Did you know that Heinz Ketchup is NOT served in McDonald’s restaurants?
(disclaimer: it’s still served at McDonald’s in Pittsburgh and Minneapolis, but try to go with the concept here, people)
We know! Who would believe that any major fast food restaurant chain would serve anything other than Heinz Ketchup?
A few year’s ago, Web Watch was out shopping and saw a bottle of Hunt’s catsup in the shopping cart. We asked about it, and we were told “Hunt’s is on sale, so we’re buying it.”
Now Web Watch has always been a Heinz Ketchup family. No other ketchup even comes close in flavor to us. We’ve tried those others, and they were just lame imitators of the true Ketchup King.
End result, we said, “we’ll pay you the extra $0.30 you’re saving on that Hunt’s catsup if that means we get to stick with Heinz Ketchup.” And it’s been Heinz ever since.
So imagine our surprise while we were reading the Wall Street Journal when we ran across this tidbit in an article about the NEW HEINZ KETCHUP SINGLE SERVE PACKETS that are being rolled out this year:
Since a supply spat between Heinz and McDonald’s that arose during a 1973 tomato shortage, Heinz, the country’s largest ketchup producer, has been locked out of most McDonald’s US locations.
Like we said, who knew? No matter what you think about the quality of McDonald’s food for your own personal use, one has always assumed that the private-labelled McDonald’s ketchup was always Heinz. After all, McDonald’s uses over 250 million pounds of ketchup a year in the US (just about 11% of Heinz’ total ketchup sales) – why wouldn’t one think that the world’s largest supplier of ketchup was the one making it for McDonald’s?
McDonald’s says that their private label ketchup, “enhances the taste of McDonald’s hamburgers and fries.” Right – because every single other burger and fries we eat from say… anywhere… doesn’t taste right if we don’t use the special Mcdonald’s “fancy ketchup”. Sheesh.
Yeah, right. We’ve often thought that the private label ketchup McDonald’s uses came across just a little metallic tasting.
So here’s our plan from now on: we’re going to continue to eat at McDonald’s, but we’re going to order all our burgers without ketchup. Then, we’re going to use our new Heinz Ketchup packets from other fast-food restaurants to properly dress and enjoy our burgers.
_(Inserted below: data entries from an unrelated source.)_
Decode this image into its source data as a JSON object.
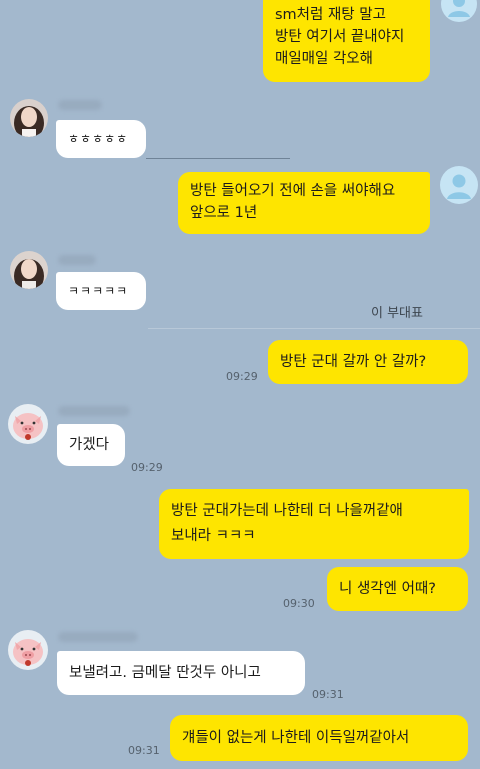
{
  "messages": [
    {
      "side": "me",
      "text": "sm처럼 재탕 말고\n방탄 여기서 끝내야지\n매일매일 각오해"
    },
    {
      "side": "them",
      "sender": "girl",
      "text": "ㅎㅎㅎㅎㅎ"
    },
    {
      "side": "me",
      "text": "방탄 들어오기 전에 손을 써야해요\n앞으로 1년"
    },
    {
      "side": "them",
      "sender": "girl",
      "text": "ㅋㅋㅋㅋㅋ"
    },
    {
      "side": "me",
      "text": "방탄 군대 갈까 안 갈까?",
      "time": "09:29"
    },
    {
      "side": "them",
      "sender": "pig",
      "text": "가겠다",
      "time": "09:29"
    },
    {
      "side": "me",
      "text": "방탄 군대가는데 나한테 더 나을꺼같애\n보내라 ㅋㅋㅋ"
    },
    {
      "side": "me",
      "text": "니 생각엔 어때?",
      "time": "09:30"
    },
    {
      "side": "them",
      "sender": "pig",
      "text": "보낼려고. 금메달 딴것두 아니고",
      "time": "09:31"
    },
    {
      "side": "me",
      "text": "걔들이 없는게 나한테 이득일꺼같아서",
      "time": "09:31"
    }
  ],
  "caption": "이 부대표",
  "colors": {
    "background": "#a3b8cd",
    "my_bubble": "#fee500",
    "their_bubble": "#ffffff"
  }
}
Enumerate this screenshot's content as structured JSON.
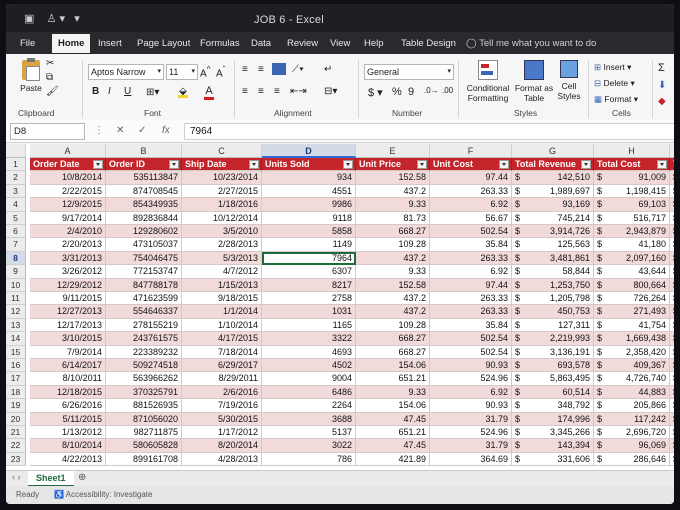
{
  "window": {
    "title": "JOB 6  -  Excel"
  },
  "tabs": [
    "File",
    "Home",
    "Insert",
    "Page Layout",
    "Formulas",
    "Data",
    "Review",
    "View",
    "Help",
    "Table Design"
  ],
  "active_tab": "Home",
  "tell_me": "Tell me what you want to do",
  "ribbon": {
    "paste": "Paste",
    "clipboard": "Clipboard",
    "font_name": "Aptos Narrow",
    "font_size": "11",
    "font_group": "Font",
    "bold": "B",
    "italic": "I",
    "underline": "U",
    "alignment_group": "Alignment",
    "number_format": "General",
    "currency": "$",
    "percent": "%",
    "comma": "9",
    "number_group": "Number",
    "conditional_formatting": "Conditional Formatting",
    "format_as_table": "Format as Table",
    "cell_styles": "Cell Styles",
    "styles_group": "Styles",
    "insert": "Insert",
    "delete": "Delete",
    "format": "Format",
    "cells_group": "Cells"
  },
  "formula_bar": {
    "name_box": "D8",
    "fx": "fx",
    "content": "7964"
  },
  "columns": [
    "A",
    "B",
    "C",
    "D",
    "E",
    "F",
    "G",
    "H"
  ],
  "headers": [
    "Order Date",
    "Order ID",
    "Ship Date",
    "Units Sold",
    "Unit Price",
    "Unit Cost",
    "Total Revenue",
    "Total Cost",
    "To"
  ],
  "rows": [
    {
      "n": "2",
      "c": [
        "10/8/2014",
        "535113847",
        "10/23/2014",
        "934",
        "152.58",
        "97.44",
        "142,510",
        "91,009"
      ]
    },
    {
      "n": "3",
      "c": [
        "2/22/2015",
        "874708545",
        "2/27/2015",
        "4551",
        "437.2",
        "263.33",
        "1,989,697",
        "1,198,415"
      ]
    },
    {
      "n": "4",
      "c": [
        "12/9/2015",
        "854349935",
        "1/18/2016",
        "9986",
        "9.33",
        "6.92",
        "93,169",
        "69,103"
      ]
    },
    {
      "n": "5",
      "c": [
        "9/17/2014",
        "892836844",
        "10/12/2014",
        "9118",
        "81.73",
        "56.67",
        "745,214",
        "516,717"
      ]
    },
    {
      "n": "6",
      "c": [
        "2/4/2010",
        "129280602",
        "3/5/2010",
        "5858",
        "668.27",
        "502.54",
        "3,914,726",
        "2,943,879"
      ]
    },
    {
      "n": "7",
      "c": [
        "2/20/2013",
        "473105037",
        "2/28/2013",
        "1149",
        "109.28",
        "35.84",
        "125,563",
        "41,180"
      ]
    },
    {
      "n": "8",
      "c": [
        "3/31/2013",
        "754046475",
        "5/3/2013",
        "7964",
        "437.2",
        "263.33",
        "3,481,861",
        "2,097,160"
      ]
    },
    {
      "n": "9",
      "c": [
        "3/26/2012",
        "772153747",
        "4/7/2012",
        "6307",
        "9.33",
        "6.92",
        "58,844",
        "43,644"
      ]
    },
    {
      "n": "10",
      "c": [
        "12/29/2012",
        "847788178",
        "1/15/2013",
        "8217",
        "152.58",
        "97.44",
        "1,253,750",
        "800,664"
      ]
    },
    {
      "n": "11",
      "c": [
        "9/11/2015",
        "471623599",
        "9/18/2015",
        "2758",
        "437.2",
        "263.33",
        "1,205,798",
        "726,264"
      ]
    },
    {
      "n": "12",
      "c": [
        "12/27/2013",
        "554646337",
        "1/1/2014",
        "1031",
        "437.2",
        "263.33",
        "450,753",
        "271,493"
      ]
    },
    {
      "n": "13",
      "c": [
        "12/17/2013",
        "278155219",
        "1/10/2014",
        "1165",
        "109.28",
        "35.84",
        "127,311",
        "41,754"
      ]
    },
    {
      "n": "14",
      "c": [
        "3/10/2015",
        "243761575",
        "4/17/2015",
        "3322",
        "668.27",
        "502.54",
        "2,219,993",
        "1,669,438"
      ]
    },
    {
      "n": "15",
      "c": [
        "7/9/2014",
        "223389232",
        "7/18/2014",
        "4693",
        "668.27",
        "502.54",
        "3,136,191",
        "2,358,420"
      ]
    },
    {
      "n": "16",
      "c": [
        "6/14/2017",
        "509274518",
        "6/29/2017",
        "4502",
        "154.06",
        "90.93",
        "693,578",
        "409,367"
      ]
    },
    {
      "n": "17",
      "c": [
        "8/10/2011",
        "563966262",
        "8/29/2011",
        "9004",
        "651.21",
        "524.96",
        "5,863,495",
        "4,726,740"
      ]
    },
    {
      "n": "18",
      "c": [
        "12/18/2015",
        "370325791",
        "2/6/2016",
        "6486",
        "9.33",
        "6.92",
        "60,514",
        "44,883"
      ]
    },
    {
      "n": "19",
      "c": [
        "6/26/2016",
        "881526935",
        "7/19/2016",
        "2264",
        "154.06",
        "90.93",
        "348,792",
        "205,866"
      ]
    },
    {
      "n": "20",
      "c": [
        "5/11/2015",
        "871056020",
        "5/30/2015",
        "3688",
        "47.45",
        "31.79",
        "174,996",
        "117,242"
      ]
    },
    {
      "n": "21",
      "c": [
        "1/13/2012",
        "982711875",
        "1/17/2012",
        "5137",
        "651.21",
        "524.96",
        "3,345,266",
        "2,696,720"
      ]
    },
    {
      "n": "22",
      "c": [
        "8/10/2014",
        "580605828",
        "8/20/2014",
        "3022",
        "47.45",
        "31.79",
        "143,394",
        "96,069"
      ]
    },
    {
      "n": "23",
      "c": [
        "4/22/2013",
        "899161708",
        "4/28/2013",
        "786",
        "421.89",
        "364.69",
        "331,606",
        "286,646"
      ]
    }
  ],
  "currency_symbol": "$",
  "sheet_tab": "Sheet1",
  "status": {
    "ready": "Ready",
    "accessibility": "Accessibility: Investigate"
  },
  "colors": {
    "header_red": "#c3252a",
    "row_pink": "#f3dada",
    "row_white": "#ffffff",
    "accent_green": "#1e6b3c"
  }
}
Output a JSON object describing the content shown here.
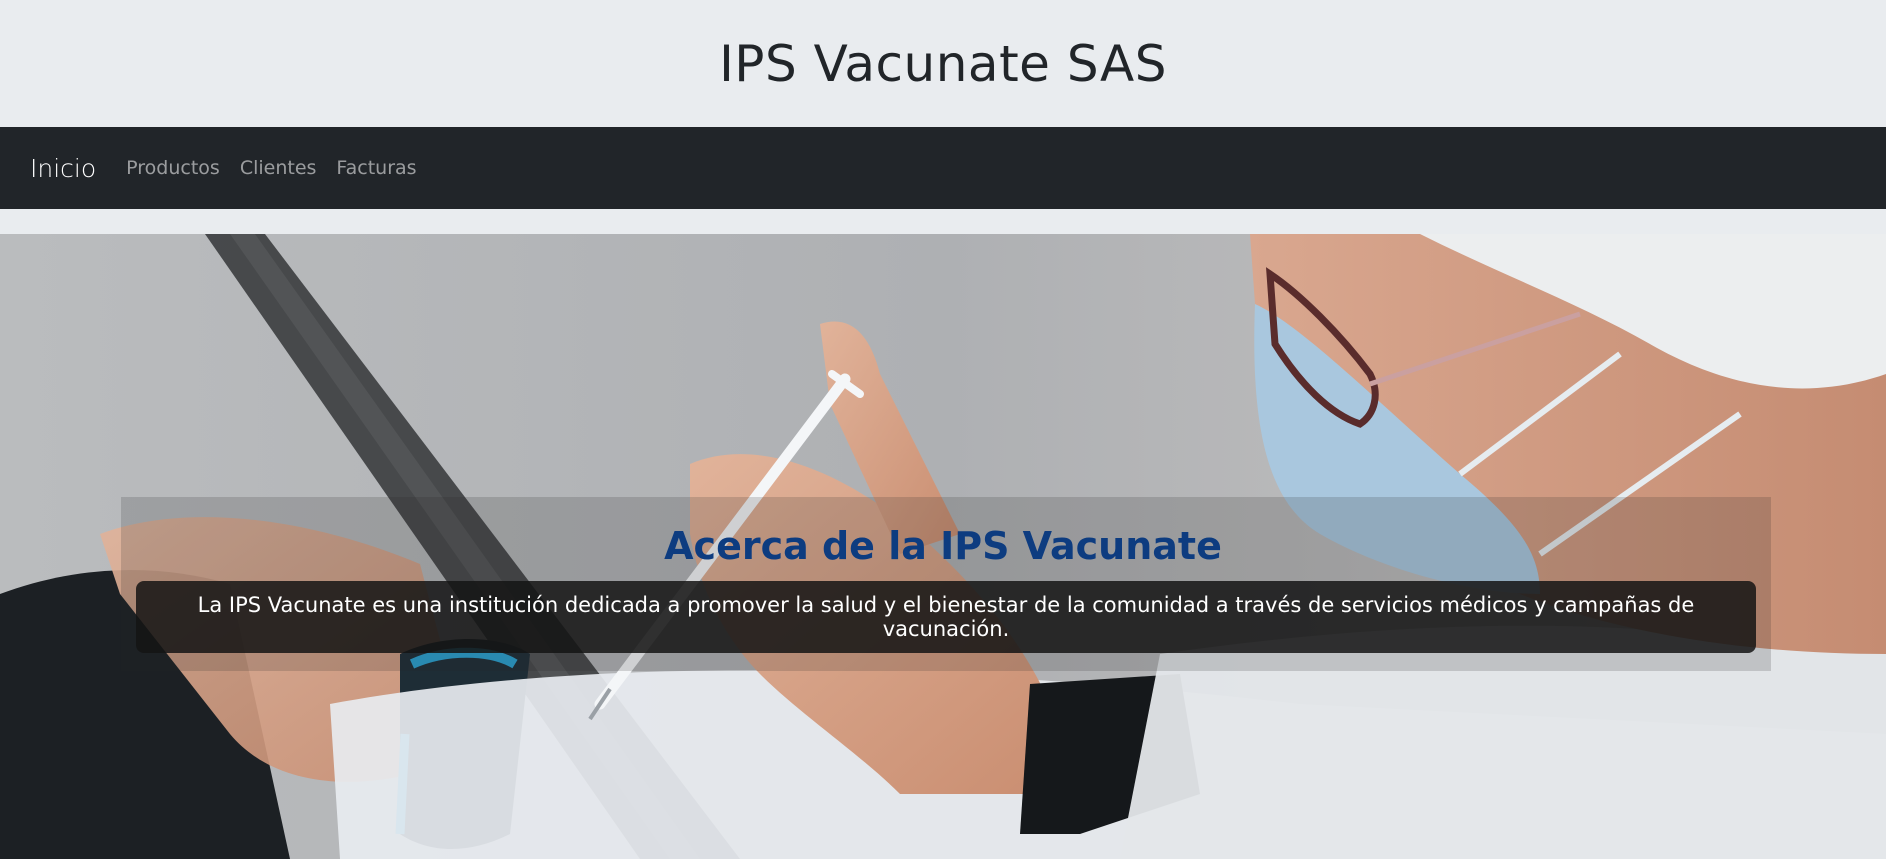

Seems like a win-win for everyone here: we get a burger with the ketchup we like on it; McDonald’s still gets a sale; the other fast-food restaurants get a sale too — since we have to get the packets from somewhere, and we’re not going to steal ’em.
And finally, consumers everywhere win when McDonald’s finds themselves with a company-wide surplus of crappy ketchup that they can’t use and they realize that the only true ketchup to put on their burgers is Heinz.